If there is one thing that might puzzle the reader – as it puzzled us – how can it be that so many features of the life choices of the previous generation will carry through to the current one if, as we read almost incessantly in the newspapers, graduates can’t afford homes because they are carrying more than $1 trillion of student debt. There are several reasons.
First, while student loans will, doubtless, delay ownership for some, higher education still leads to higher income and therefore higher rates of home ownership as graduates enter their thirties. Second, a good portion of those without a college education purchase homes, too. It’s impossible not to sympathize with those who carry a heavy financial burden as they leave college. Even at today’s high numbers, however, there aren’t enough of them to destroy the home-buying landscape, and they themselves know that their long-term earnings prospects are better because of the degree they have obtained.
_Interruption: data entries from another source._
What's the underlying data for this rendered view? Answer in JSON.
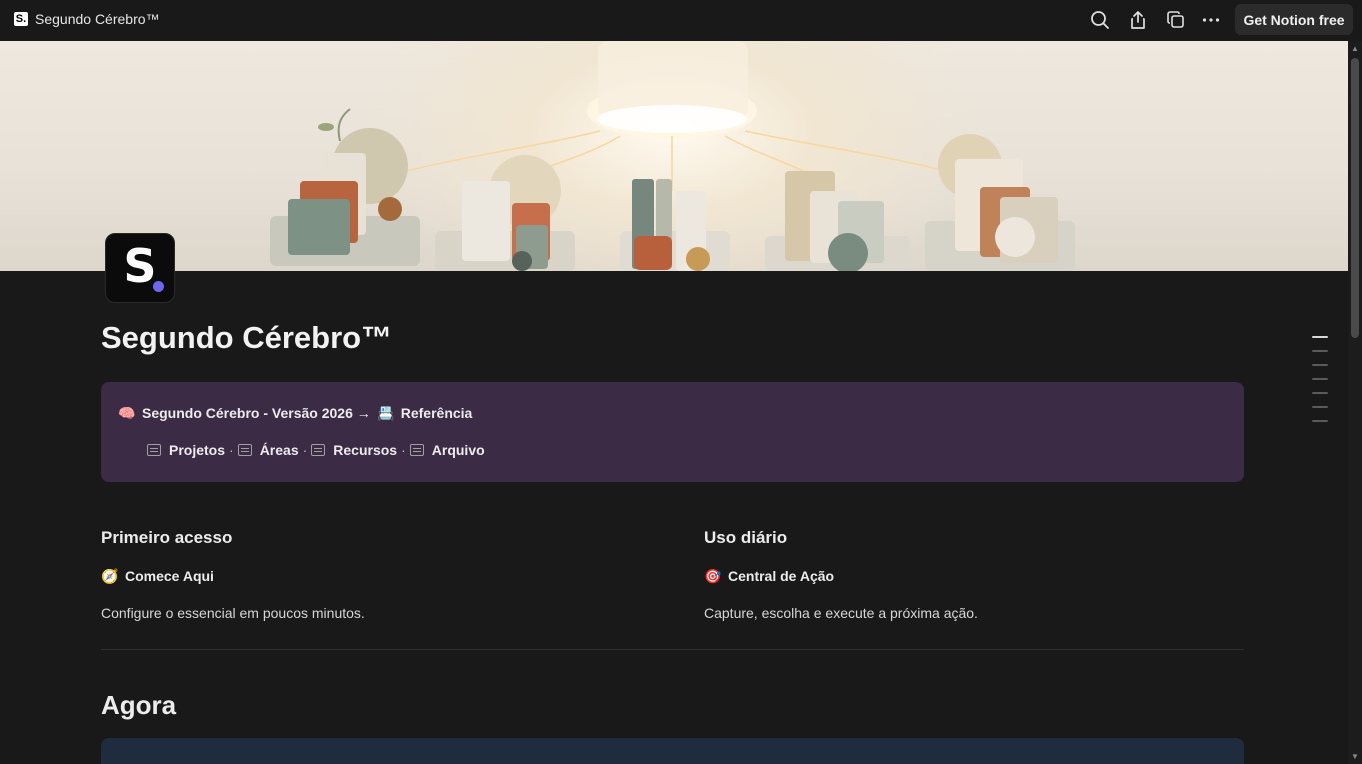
{
  "window": {
    "favicon_letter": "S.",
    "title": "Segundo Cérebro™",
    "toolbar": {
      "search_icon": "search-icon",
      "share_icon": "share-icon",
      "duplicate_icon": "duplicate-icon",
      "more_icon": "more-horizontal-icon",
      "cta_label": "Get Notion free"
    }
  },
  "page": {
    "icon_letter": "S",
    "icon_dot_color": "#6f66f0",
    "title": "Segundo Cérebro™",
    "callout": {
      "background": "#3b2b45",
      "line1_emoji": "🧠",
      "line1_text": "Segundo Cérebro - Versão 2026 →",
      "line1_link_emoji": "📇",
      "line1_link": "Referência",
      "links": [
        {
          "label": "Projetos"
        },
        {
          "label": "Áreas"
        },
        {
          "label": "Recursos"
        },
        {
          "label": "Arquivo"
        }
      ],
      "separator": "·"
    },
    "columns": [
      {
        "heading": "Primeiro acesso",
        "link_emoji": "🧭",
        "link": "Comece Aqui",
        "description": "Configure o essencial em poucos minutos."
      },
      {
        "heading": "Uso diário",
        "link_emoji": "🎯",
        "link": "Central de Ação",
        "description": "Capture, escolha e execute a próxima ação."
      }
    ],
    "section": {
      "title": "Agora"
    }
  }
}
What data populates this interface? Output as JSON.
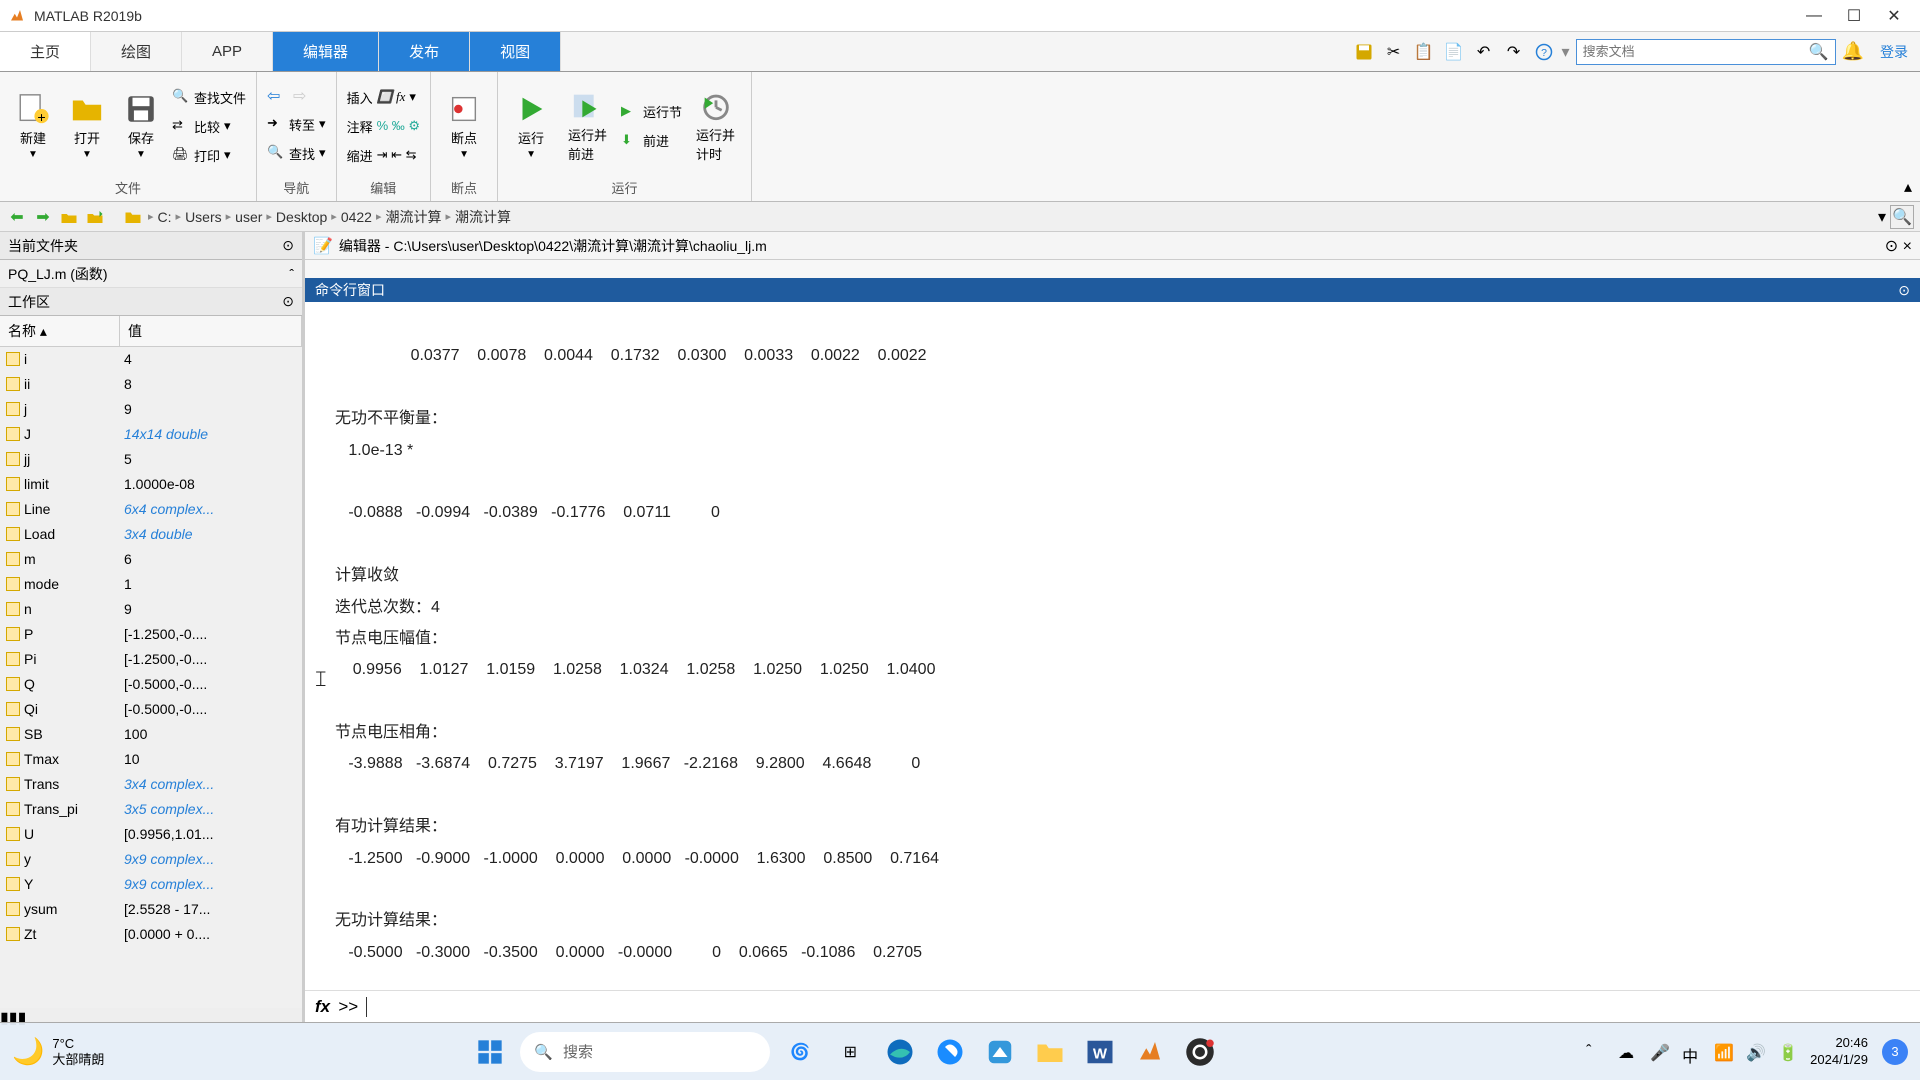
{
  "titlebar": {
    "title": "MATLAB R2019b"
  },
  "tabs": [
    "主页",
    "绘图",
    "APP",
    "编辑器",
    "发布",
    "视图"
  ],
  "search_placeholder": "搜索文档",
  "login_label": "登录",
  "ribbon": {
    "group_file": {
      "new": "新建",
      "open": "打开",
      "save": "保存",
      "findfiles": "查找文件",
      "compare": "比较",
      "print": "打印",
      "label": "文件"
    },
    "group_nav": {
      "goto": "转至",
      "find": "查找",
      "label": "导航"
    },
    "group_edit": {
      "insert": "插入",
      "comment": "注释",
      "indent": "缩进",
      "label": "编辑"
    },
    "group_bp": {
      "bp": "断点",
      "label": "断点"
    },
    "group_run": {
      "run": "运行",
      "run_adv": "运行并\n前进",
      "run_sec": "运行节",
      "adv": "前进",
      "run_time": "运行并\n计时",
      "label": "运行"
    }
  },
  "breadcrumbs": [
    "C:",
    "Users",
    "user",
    "Desktop",
    "0422",
    "潮流计算",
    "潮流计算"
  ],
  "current_folder_label": "当前文件夹",
  "file_item": "PQ_LJ.m  (函数)",
  "workspace_label": "工作区",
  "ws_cols": {
    "name": "名称",
    "value": "值"
  },
  "ws_rows": [
    {
      "n": "i",
      "v": "4",
      "link": false
    },
    {
      "n": "ii",
      "v": "8",
      "link": false
    },
    {
      "n": "j",
      "v": "9",
      "link": false
    },
    {
      "n": "J",
      "v": "14x14 double",
      "link": true
    },
    {
      "n": "jj",
      "v": "5",
      "link": false
    },
    {
      "n": "limit",
      "v": "1.0000e-08",
      "link": false
    },
    {
      "n": "Line",
      "v": "6x4 complex...",
      "link": true
    },
    {
      "n": "Load",
      "v": "3x4 double",
      "link": true
    },
    {
      "n": "m",
      "v": "6",
      "link": false
    },
    {
      "n": "mode",
      "v": "1",
      "link": false
    },
    {
      "n": "n",
      "v": "9",
      "link": false
    },
    {
      "n": "P",
      "v": "[-1.2500,-0....",
      "link": false
    },
    {
      "n": "Pi",
      "v": "[-1.2500,-0....",
      "link": false
    },
    {
      "n": "Q",
      "v": "[-0.5000,-0....",
      "link": false
    },
    {
      "n": "Qi",
      "v": "[-0.5000,-0....",
      "link": false
    },
    {
      "n": "SB",
      "v": "100",
      "link": false
    },
    {
      "n": "Tmax",
      "v": "10",
      "link": false
    },
    {
      "n": "Trans",
      "v": "3x4 complex...",
      "link": true
    },
    {
      "n": "Trans_pi",
      "v": "3x5 complex...",
      "link": true
    },
    {
      "n": "U",
      "v": "[0.9956,1.01...",
      "link": false
    },
    {
      "n": "y",
      "v": "9x9 complex...",
      "link": true
    },
    {
      "n": "Y",
      "v": "9x9 complex...",
      "link": true
    },
    {
      "n": "ysum",
      "v": "[2.5528 - 17...",
      "link": false
    },
    {
      "n": "Zt",
      "v": "[0.0000 + 0....",
      "link": false
    }
  ],
  "editor_title": "编辑器 - C:\\Users\\user\\Desktop\\0422\\潮流计算\\潮流计算\\chaoliu_lj.m",
  "cmdwin_label": "命令行窗口",
  "cmd_output": "    0.0377    0.0078    0.0044    0.1732    0.0300    0.0033    0.0022    0.0022\n\n无功不平衡量：\n   1.0e-13 *\n\n   -0.0888   -0.0994   -0.0389   -0.1776    0.0711         0\n\n计算收敛\n迭代总次数：4\n节点电压幅值：\n    0.9956    1.0127    1.0159    1.0258    1.0324    1.0258    1.0250    1.0250    1.0400\n\n节点电压相角：\n   -3.9888   -3.6874    0.7275    3.7197    1.9667   -2.2168    9.2800    4.6648         0\n\n有功计算结果：\n   -1.2500   -0.9000   -1.0000    0.0000    0.0000   -0.0000    1.6300    0.8500    0.7164\n\n无功计算结果：\n   -0.5000   -0.3000   -0.3500    0.0000   -0.0000         0    0.0665   -0.1086    0.2705\n",
  "prompt_fx": "fx",
  "prompt_sym": ">>",
  "taskbar": {
    "weather_temp": "7°C",
    "weather_desc": "大部晴朗",
    "search_placeholder": "搜索",
    "time": "20:46",
    "date": "2024/1/29",
    "notif_count": "3"
  }
}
This is not to say that nothing has changed. Rather, we are undergoing an evolution rather than a revolution. So we don’t expect the upending of the economic order that comes with revolution – but even evolution, as we all know, requires adaptation. What, then, has changed, and what should the response be?
First, we suggested that a number of myths had gained currency precisely because they were true in part. In the near term, more Millennials will rent than the previous generation, and many do live in the city. That means companies in generational-transition businesses must adapt their businesses either by broadening their appeal to take in the Millennials that are doing things differently, or find a way to penetrate the cohort making traditional choices more deeply.
Second, companies should recognize that even those making traditional choices may be making them … untraditionally. The suburbs and areas surrounding large metropolitan areas are going to remain important destinations for young families, but the ideal suburban location for Millennials may not be the same as it was for previous generations. Even those who are moving out of the city continue to experience the pull of the city more than those who have come before them. Communities that can fuse the best of urban living (e.g., convenience and walkability) with the best of suburban living (e.g., good schools and more space) will thrive in the coming decade. Of this, we already see evidence, as described in our recent “A Tale of 2000 Cities” report.
Finally, while we do not see recent economic developments, including rising levels of student debt, fundamentally transforming the American dream, we would be cavalier if we suggested it hasn’t become harder to finance. Coming of age during the Great Recession has left many Millennials at a financial disadvantage. The job market remains soft and credit conditions tight. That means many Millennials are concerned about qualifying for a mortgage – but, rather than giving up on their aspiration, they will seek new ways to close the gap between aspiration and reality. For instance, they’re open to new approaches to home finance, such as the “lease-to-own” model, in which a renter accrues equity and can then purchase the home if he or she desires, and to single-family-home rentals. Creating alternative mechanisms so that all Millennials who aspire to the American dream can achieve it is a significant innovation opportunity in both the business and public sectors.